Ivo Van Hove’s production is full of metatheatricality with reminders that this is a drama and not reality.  The first distancing ideas come from the documentary camerawomen with small hand held cameras producing images on the huge screen behind. 

Hadley Fraser as Manny and cast (Photo: Jan Versweyveld)
Hadley Fraser as Manny and cast (Photo: Jan Versweyveld)

This means we are watching the melding of a live stage play and a film with close ups.  Some of the time I was trying to see where the camera operators were filming from so I knew I wasn’t thinking about what was happening onstage. Sometimes I was comparing the colours of the costumes onstage and those on the screen.

This is not a traditional musical in as far as the musical numbers advance the plot but there is fine singing with several solos from Sheridan Smith, “Magic”, “Meet Me at the Start” and “Ready for Battle”.  Shira Hass, in her West End debut, too has stand out solo numbers “I Forgive You” and “There’s Something to be Said For Being Young”, and, with the Company, “This Isn’t a Game Anymore”.  Four women sing the title song “The Second Woman” each feeling in second place. 

Shira Haas as Nancy.

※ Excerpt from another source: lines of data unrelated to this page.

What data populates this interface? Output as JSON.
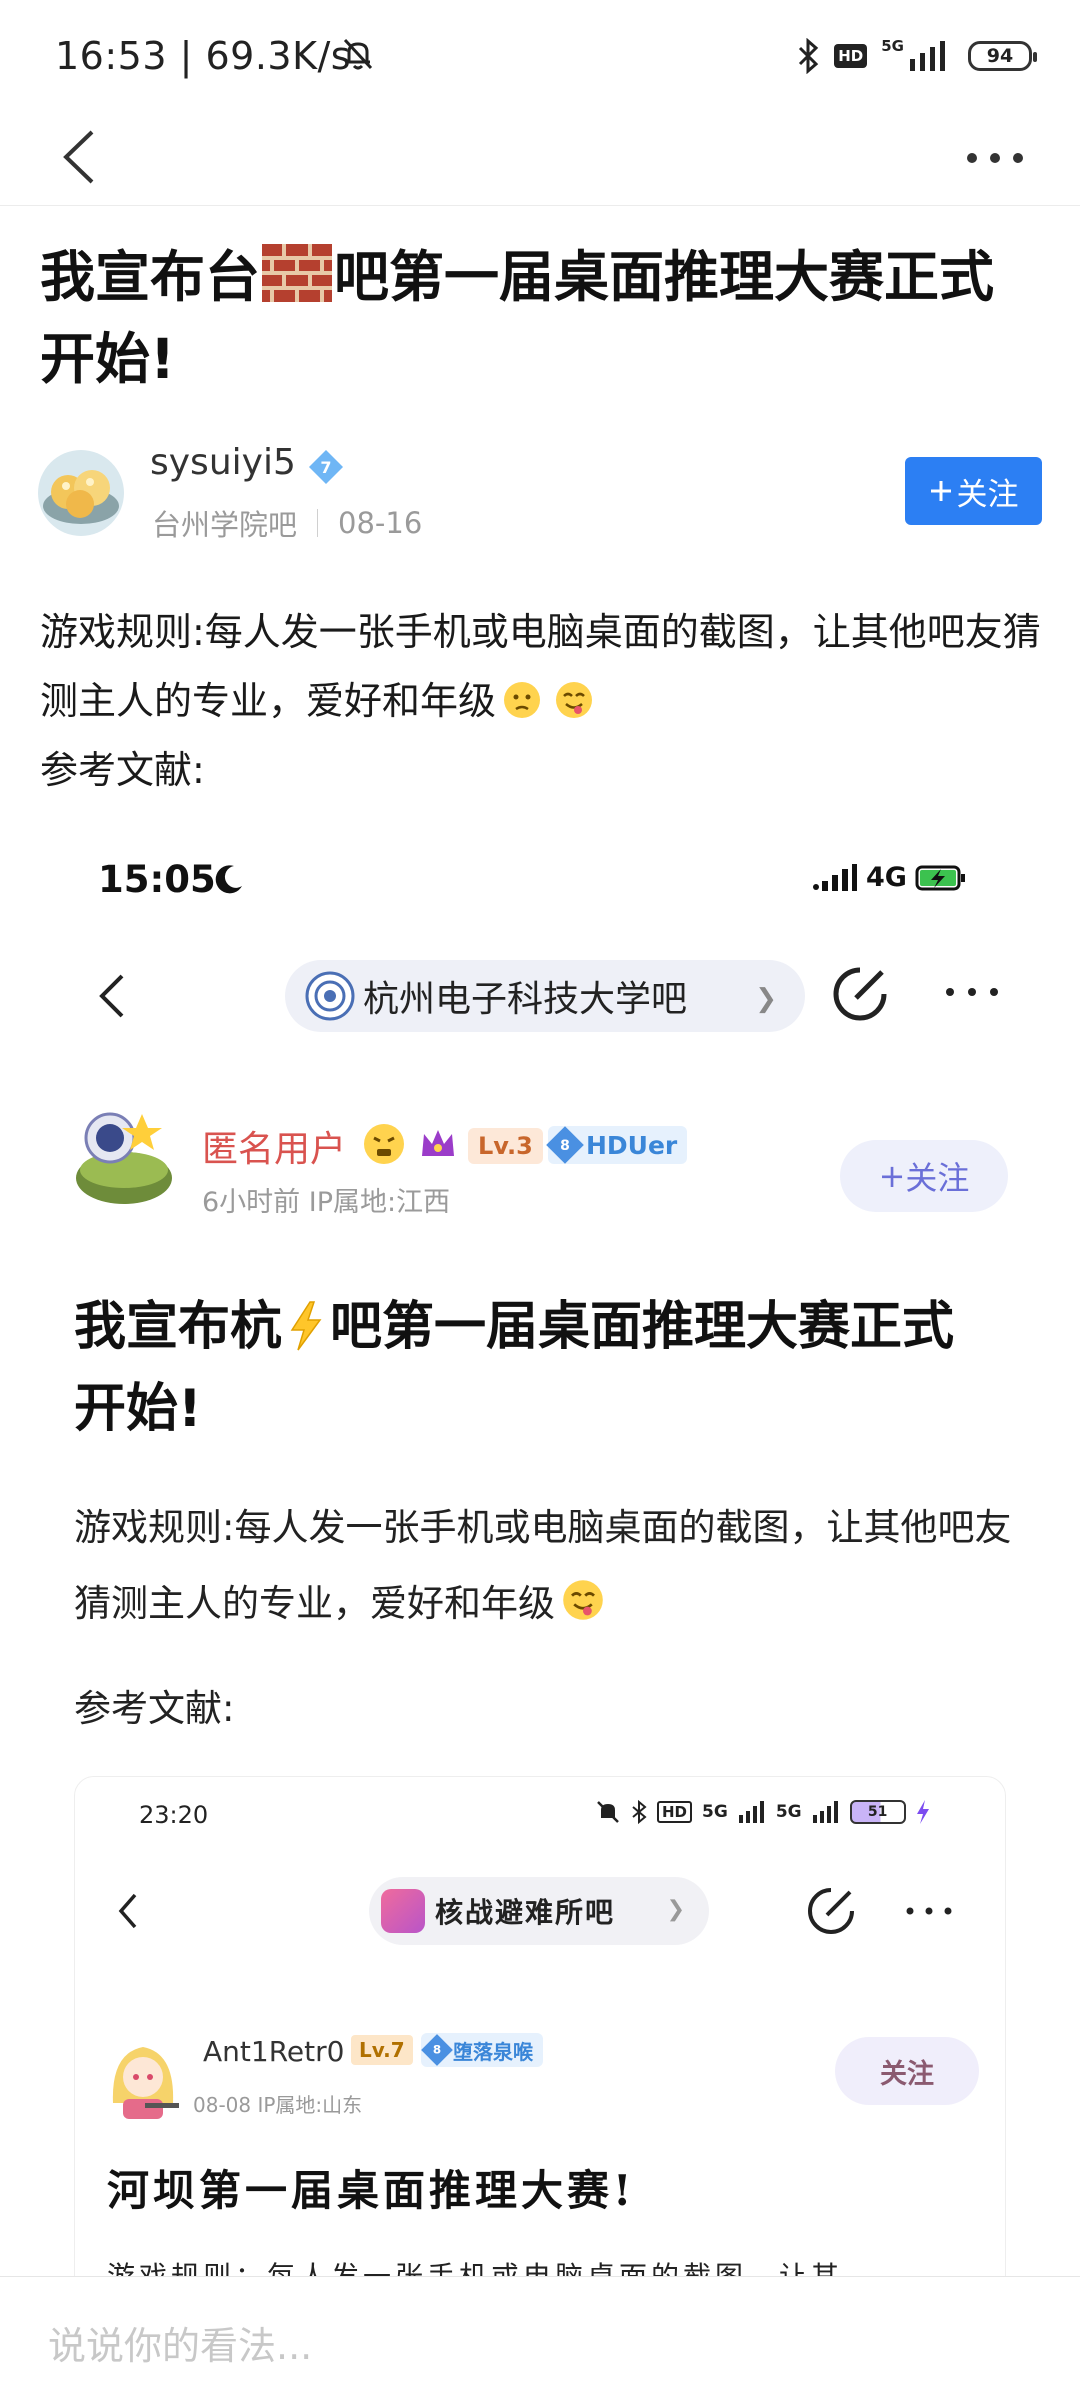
{
  "status_bar": {
    "time_speed": "16:53 | 69.3K/s",
    "network_type": "5G",
    "hd_label": "HD",
    "battery": "94"
  },
  "navbar": {
    "back_icon": "chevron-left-icon",
    "more_icon": "more-horizontal-icon"
  },
  "post": {
    "title_part1": "我宣布台",
    "title_part2": "吧第一届桌面推理大赛正式开始!",
    "author": "sysuiyi5",
    "author_level": "7",
    "forum": "台州学院吧",
    "date": "08-16",
    "follow_label": "关注",
    "body_line1": "游戏规则:每人发一张手机或电脑桌面的截图，让其他吧友猜测主人的专业，爱好和年级",
    "body_line2": "参考文献:"
  },
  "screenshot": {
    "time": "15:05",
    "network": "4G",
    "forum_name": "杭州电子科技大学吧",
    "user_name": "匿名用户",
    "level": "Lv.3",
    "badge_num": "8",
    "badge_text": "HDUer",
    "meta": "6小时前  IP属地:江西",
    "follow_label": "关注",
    "title_part1": "我宣布杭",
    "title_part2": "吧第一届桌面推理大赛正式开始!",
    "body": "游戏规则:每人发一张手机或电脑桌面的截图，让其他吧友猜测主人的专业，爱好和年级",
    "ref": "参考文献:"
  },
  "inner_screenshot": {
    "time": "23:20",
    "net1": "5G",
    "net2": "5G",
    "hd": "HD",
    "battery": "51",
    "forum_name": "核战避难所吧",
    "user_name": "Ant1Retr0",
    "level": "Lv.7",
    "badge_num": "8",
    "badge_text": "堕落泉喉",
    "meta": "08-08    IP属地:山东",
    "follow_label": "关注",
    "title": "河坝第一届桌面推理大赛!",
    "body_cut": "游戏规则：每人发一张手机或电脑桌面的截图，让其"
  },
  "comment": {
    "placeholder": "说说你的看法..."
  },
  "colors": {
    "accent": "#2c7ff3",
    "red_name": "#d9534f",
    "badge_blue": "#4a90e2"
  }
}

Sheridan Smith as Myrtle and Nicola Hughes as Sarah. (Photo: Jan Versweyveld)
Shira Haas as Nancy. Sheridan Smith as Myrtle and Nicola Hughes as Sarah. (Photo: Jan Versweyveld)

The core of the play is Myrtle having a breakdown so that at one of the late previews she ignores Sarah’s script and speaks her own words much to the confusion of the prompt Leo (Ian McLarnon), the other actors and the fury of Sarah Goode. One has to hope that no critics were asked in to review at this preview! The whole production reflects this shattering of Myrtle’s well being.

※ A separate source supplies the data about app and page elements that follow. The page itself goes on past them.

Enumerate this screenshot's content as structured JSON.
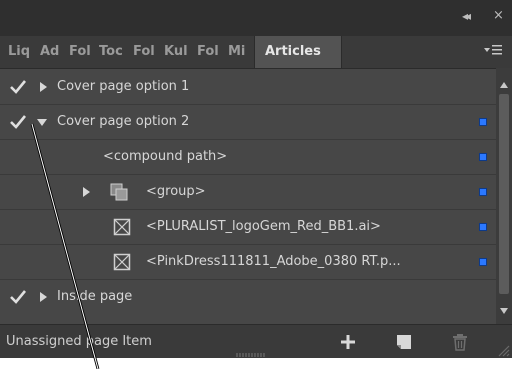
{
  "panel": {
    "title_buttons": {
      "collapse": "◂◂",
      "close": "×"
    },
    "tabs": [
      "Liq",
      "Ad",
      "Fol",
      "Toc",
      "Fol",
      "Kul",
      "Fol",
      "Mi",
      "Articles"
    ],
    "active_tab": "Articles",
    "panel_menu_icon": "panel-menu-icon"
  },
  "rows": [
    {
      "label": "Cover page option 1",
      "checked": true,
      "expanded": false
    },
    {
      "label": "Cover page option 2",
      "checked": true,
      "expanded": true
    },
    {
      "label": "<compound path>"
    },
    {
      "label": "<group>",
      "icon": "group-icon"
    },
    {
      "label": "<PLURALIST_logoGem_Red_BB1.ai>",
      "icon": "placed-graphic-icon"
    },
    {
      "label": "<PinkDress111811_Adobe_0380 RT.p...",
      "icon": "placed-graphic-icon"
    },
    {
      "label": "Inside page",
      "checked": true,
      "expanded": false
    }
  ],
  "status": {
    "label": "Unassigned page Item",
    "icons": [
      "add-icon",
      "new-article-icon",
      "trash-icon"
    ]
  },
  "colors": {
    "panel_bg": "#474747",
    "selection_indicator": "#2b78ff"
  }
}
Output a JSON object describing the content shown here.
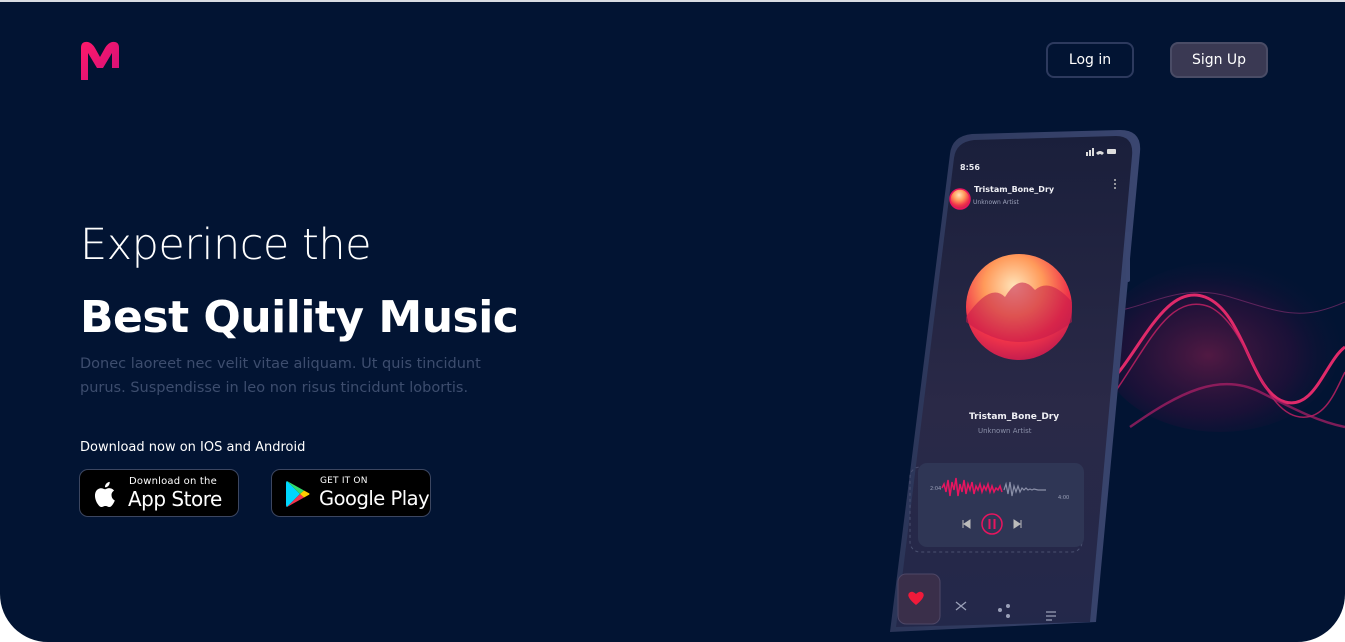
{
  "header": {
    "login_label": "Log in",
    "signup_label": "Sign Up"
  },
  "hero": {
    "title_line1": "Experince the",
    "title_line2": "Best Quility Music",
    "description": "Donec laoreet nec velit vitae aliquam. Ut quis tincidunt purus. Suspendisse in leo non risus tincidunt lobortis.",
    "download_label": "Download now on IOS and Android"
  },
  "stores": {
    "apple_small": "Download on the",
    "apple_big": "App Store",
    "google_small": "GET IT ON",
    "google_big": "Google Play"
  },
  "phone": {
    "time": "8:56",
    "track_title": "Tristam_Bone_Dry",
    "track_artist": "Unknown Artist",
    "main_title": "Tristam_Bone_Dry",
    "main_artist": "Unknown Artist",
    "elapsed": "2:04",
    "total": "4:00"
  },
  "colors": {
    "background": "#021433",
    "accent": "#e8155f",
    "logo_gradient": [
      "#ff1a6a",
      "#d20f7a"
    ]
  },
  "icons": [
    "m-logo-icon",
    "apple-icon",
    "google-play-icon",
    "heart-icon",
    "shuffle-icon",
    "share-icon",
    "playlist-icon",
    "pause-icon",
    "prev-icon",
    "next-icon",
    "signal-icon",
    "wifi-icon",
    "battery-icon",
    "more-icon"
  ]
}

This tousled musical will confuse and disorientate the audience.  Not everyone will cope with its unconventionality and dealing with mental health, it will make them feel uncomfortable and negative. But if you value Sheridan Smith’s talent as a singer and an actress, you will want to see Opening Night. It is no accident that, at the time of writing, she has been nominated for an Olivier for her solo part in Willy Russell’s Shirley Valentine.

Cast. (Photo: Jan Versweyveld)
Cast. (Photo: Jan Versweyveld)

Musical Numbers

Act One


One Shot


One Shot (Reprise)

Talk to Me

Humming Chorus One

Trojan women

Humming Chorus Two

A Change of Life

I Forgive you

Met Me at the Start

Life is Thin


Act Two

Trying To

Makes One Wonder

Moths to a Flame


Humming Chorus Three

This Isn’t A Game Anymore

The Pantomime

The Second Woman

There Is Something to Be

Said For Being Young

Ready For Battle

Magic (Reprise)


Production Notes

Opening Night

Book by Ivo Van Hove

Music and Lyrics by Rufus Wainwright

Directed and conceived by Ivo Van Hove



Sheridan Smith

Hadley Fraser

Shira Haas

Nicola Hughes

Amy Lennox

John Marquez

Benjamin Walker

Ian McLarnon

Cilla Silvia

Jos Slovick

Rebecca Thornhill

Robert Finlayson

Daniel Forrester

Jennifer Hepburn

Issy Khogali

Chrissie Perkins


Director: Ivo Van Hove

Set, Lighting and

Video Designer: Jan Versweyveld

Orchestrations and Musical

Arrangements:  Rufus Wainwright

Movement and Choreographer: Polly Bennett

Musical Supervisor: Nigel Lilley

Sound Designer:

Tom Gibbons and Alex Twiselton

Costume Design: An D’Huys


Running Time: Two hours 20 minutes with an interval

Closing Early

Booking until 18th May 2024



Gielgud Theatre

Shaftesbury Avenue

London W1D 6AR

Tube : Piccadilly Circus

Telephone: 0844 482 5151 (7p per minute +)

Reviewed by Lizzie Loveridge 

at the Gielgud Theatre at the evening


on 23rd March 2024